Start treatment on the very first day of your menstrual cycle and then take one pill daily. If you missed a daily dose, take two pills as a single dose. Risk of your pregnancy increases if you miss more than one dose. Do not take other contraceptive pill concomitantly with Yasmin to avoid serious hormonal imbalance. Each pill contains 3.0 mg of drospirenone and 0.030 mg of ethinyl estradiol, while 7 'inactive' pills do not contain the hormones.
Additional birth control methods (condoms or a spermicide) may be required when you start to use Yasmin.
Intake of hormones may increase the risk of blood clotting, heart attack, stroke, especially in the patients over 35 y.o. or smokers. Inform your doctor if you have problems with heart, blood pressure, congestive heart failure, angina, high cholesterol, depression in history, seizures or epilepsy, diabetes, gallbladder disease, varicose veins, tuberculosis, uterine fibroid tumors, a history of fibrocystic breast disease, nodules, lumps.

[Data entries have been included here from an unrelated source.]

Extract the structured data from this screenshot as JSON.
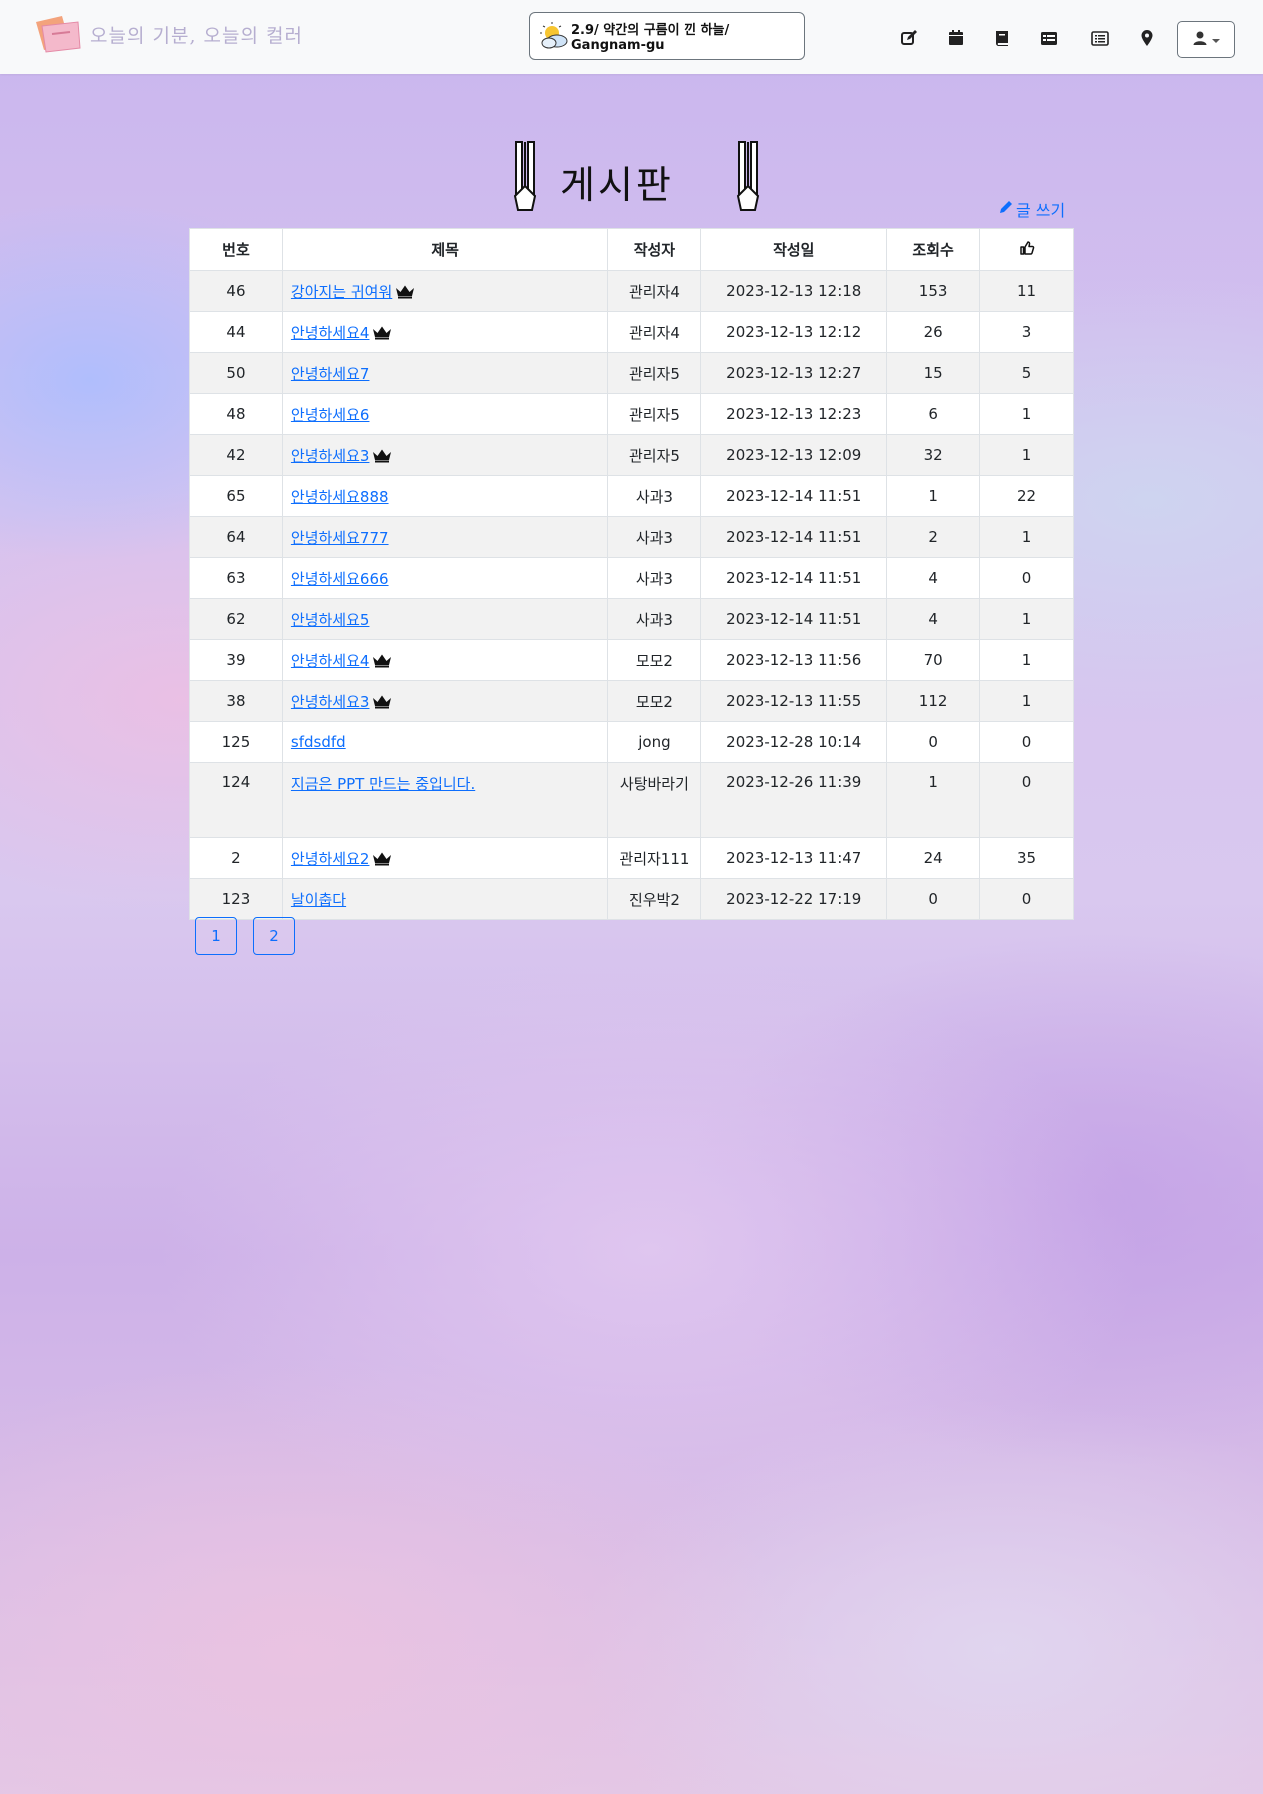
{
  "brand": {
    "text": "오늘의 기분, 오늘의 컬러"
  },
  "weather": {
    "text": "2.9/ 약간의 구름이 낀 하늘/ Gangnam-gu"
  },
  "board": {
    "title": "게시판",
    "write_label": "글 쓰기",
    "columns": [
      "번호",
      "제목",
      "작성자",
      "작성일",
      "조회수"
    ],
    "rows": [
      {
        "no": "46",
        "title": "강아지는 귀여워",
        "author": "관리자4",
        "date": "2023-12-13 12:18",
        "views": "153",
        "likes": "11"
      },
      {
        "no": "44",
        "title": "안녕하세요4",
        "author": "관리자4",
        "date": "2023-12-13 12:12",
        "views": "26",
        "likes": "3"
      },
      {
        "no": "50",
        "title": "안녕하세요7",
        "author": "관리자5",
        "date": "2023-12-13 12:27",
        "views": "15",
        "likes": "5"
      },
      {
        "no": "48",
        "title": "안녕하세요6",
        "author": "관리자5",
        "date": "2023-12-13 12:23",
        "views": "6",
        "likes": "1"
      },
      {
        "no": "42",
        "title": "안녕하세요3",
        "author": "관리자5",
        "date": "2023-12-13 12:09",
        "views": "32",
        "likes": "1"
      },
      {
        "no": "65",
        "title": "안녕하세요888",
        "author": "사과3",
        "date": "2023-12-14 11:51",
        "views": "1",
        "likes": "22"
      },
      {
        "no": "64",
        "title": "안녕하세요777",
        "author": "사과3",
        "date": "2023-12-14 11:51",
        "views": "2",
        "likes": "1"
      },
      {
        "no": "63",
        "title": "안녕하세요666",
        "author": "사과3",
        "date": "2023-12-14 11:51",
        "views": "4",
        "likes": "0"
      },
      {
        "no": "62",
        "title": "안녕하세요5",
        "author": "사과3",
        "date": "2023-12-14 11:51",
        "views": "4",
        "likes": "1"
      },
      {
        "no": "39",
        "title": "안녕하세요4",
        "author": "모모2",
        "date": "2023-12-13 11:56",
        "views": "70",
        "likes": "1"
      },
      {
        "no": "38",
        "title": "안녕하세요3",
        "author": "모모2",
        "date": "2023-12-13 11:55",
        "views": "112",
        "likes": "1"
      },
      {
        "no": "125",
        "title": "sfdsdfd",
        "author": "jong",
        "date": "2023-12-28 10:14",
        "views": "0",
        "likes": "0"
      },
      {
        "no": "124",
        "title": "지금은 PPT 만드는 중입니다.",
        "author": "사탕바라기",
        "date": "2023-12-26 11:39",
        "views": "1",
        "likes": "0"
      },
      {
        "no": "2",
        "title": "안녕하세요2",
        "author": "관리자111",
        "date": "2023-12-13 11:47",
        "views": "24",
        "likes": "35"
      },
      {
        "no": "123",
        "title": "날이춥다",
        "author": "진우박2",
        "date": "2023-12-22 17:19",
        "views": "0",
        "likes": "0"
      }
    ]
  },
  "pagination": [
    "1",
    "2"
  ],
  "colors": {
    "link": "#0d6efd",
    "navbar": "#f8f9fa"
  }
}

This medication should not be used in patients with hypersensitivity to the medication, undiagnosed abnormal genital bleeding, breast cancer (known, suspected, or in history), known or suspected estrogen-dependent neoplasia, blood clots, myocardial infarction, pregnancy, breastfeeding, problems with liver, plague. The medication cannot be used in the girls who have not yet had their first menstrual period.
Possible side effect
Yasmin may increase potassium levels in some individuals, thus, women with kidney disease, liver bug, or adrenal disease should not be treated by it. Also some women may develop nausea, vomiting, weight gain, headaches, palpitations, fainting or dizziness, breast tenderness and enlargement, changes in the menstrual cycle, vaginal thrush, water retention in the body. More serious but rare reactions include increase in blood pressure, depression, liver disorders and blood clots in vessels.
There are drugs which can interact with Yasmin. Inform your doctor about all prescribed and over-the counter medications, herbal products and food supplements you use and especially about theophylline (Respbid, Theo-Dur), acetaminophen (Tylenol) or ascorbic acid (vitamin C), prednisolone (Orapred), St. John's wort, seizure medications, cyclosporine (Gengraf, Neoral, Sandimmune), a barbiturate sedatives, HIV or AIDS medications, and antibiotics.
If you missed a pill risk of becoming pregnant increases. If you forgot to take one 'active' pill, take two pills as soon as you remember then return to your schedule. If you miss two 'active' pills in a row in first or second week of treatment, take two pills a day for two days in a row. Then return to your schedule. Use birth control test during seven days if such a 'mistake' occurred. If you miss two 'active' pills in a row during third week, or if you miss three pills in a row during any of the first three weeks, you need to start a new pack of pills as if you are a First Day starter.
If you did not take three 'active' pills in a row during any of the first three weeks, start a new pack on the same day as if you are a First Day starter.
If you skipped intake of two or more pills, you may not have monthlies during this month. If you miss a period for two months in a row, you might be pregnant.
If you miss any reminder pills, throw the missed pills away and return to your schedule.
Signs of overdose include nausea and vomiting, vaginal bleeding, increased level of blood potassium. If you suspect overdose contact your health care provider the soonest or seek immediate medical attention.
Store at room temperature, below 25 C (77 F) and out of reach and children and pets.
We provide only general information about medications which does not cover all directions, possible drug integrations, or precautions. Information at the site cannot be used for self-treatment and self-diagnosis. Any specific instructions for a particular patient should be agreed with your health care adviser or doctor in charge of the case. We disclaim reliability of this information and mistakes it could contain. We are not responsible for any direct, indirect, special or other indirect damage as a result of any use of the information on this site and also for consequences of self-treatment.